'''
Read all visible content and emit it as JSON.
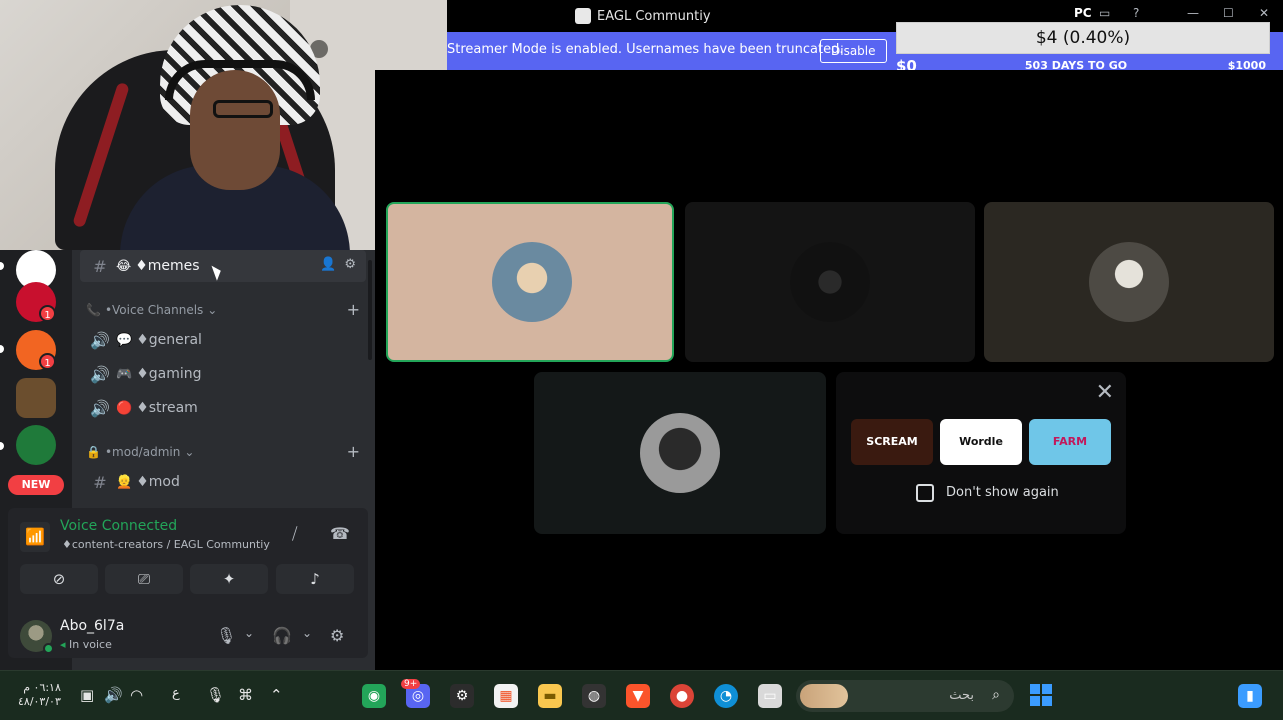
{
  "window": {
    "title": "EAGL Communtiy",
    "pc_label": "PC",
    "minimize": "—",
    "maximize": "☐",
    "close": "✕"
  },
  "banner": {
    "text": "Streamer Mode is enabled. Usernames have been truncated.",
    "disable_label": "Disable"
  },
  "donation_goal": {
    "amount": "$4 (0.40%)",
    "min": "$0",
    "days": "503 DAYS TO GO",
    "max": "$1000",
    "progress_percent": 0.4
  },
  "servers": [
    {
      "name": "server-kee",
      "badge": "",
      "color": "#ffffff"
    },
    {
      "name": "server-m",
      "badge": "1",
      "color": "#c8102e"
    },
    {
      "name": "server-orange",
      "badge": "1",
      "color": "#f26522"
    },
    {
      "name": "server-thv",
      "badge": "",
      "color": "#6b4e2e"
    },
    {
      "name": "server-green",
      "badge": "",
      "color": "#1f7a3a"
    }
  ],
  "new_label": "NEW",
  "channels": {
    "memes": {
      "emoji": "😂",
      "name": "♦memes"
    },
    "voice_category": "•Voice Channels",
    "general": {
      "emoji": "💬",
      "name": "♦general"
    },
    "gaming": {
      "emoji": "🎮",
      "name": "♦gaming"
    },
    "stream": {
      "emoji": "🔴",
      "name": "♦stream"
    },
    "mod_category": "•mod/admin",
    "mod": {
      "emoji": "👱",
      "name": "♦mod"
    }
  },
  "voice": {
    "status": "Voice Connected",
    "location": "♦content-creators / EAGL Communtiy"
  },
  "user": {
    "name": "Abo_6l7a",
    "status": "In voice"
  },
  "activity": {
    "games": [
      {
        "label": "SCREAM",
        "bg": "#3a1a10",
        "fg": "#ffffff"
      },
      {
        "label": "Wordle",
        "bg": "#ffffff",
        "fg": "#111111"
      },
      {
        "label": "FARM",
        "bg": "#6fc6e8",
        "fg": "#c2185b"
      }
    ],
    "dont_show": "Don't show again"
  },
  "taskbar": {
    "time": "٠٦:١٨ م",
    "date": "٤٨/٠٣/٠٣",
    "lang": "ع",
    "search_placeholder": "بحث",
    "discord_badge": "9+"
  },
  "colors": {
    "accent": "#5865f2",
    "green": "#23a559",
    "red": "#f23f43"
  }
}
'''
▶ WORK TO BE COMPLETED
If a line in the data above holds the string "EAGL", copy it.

▶ RESPONSE
    "title": "EAGL Communtiy",
    "location": "♦content-creators / EAGL Communtiy"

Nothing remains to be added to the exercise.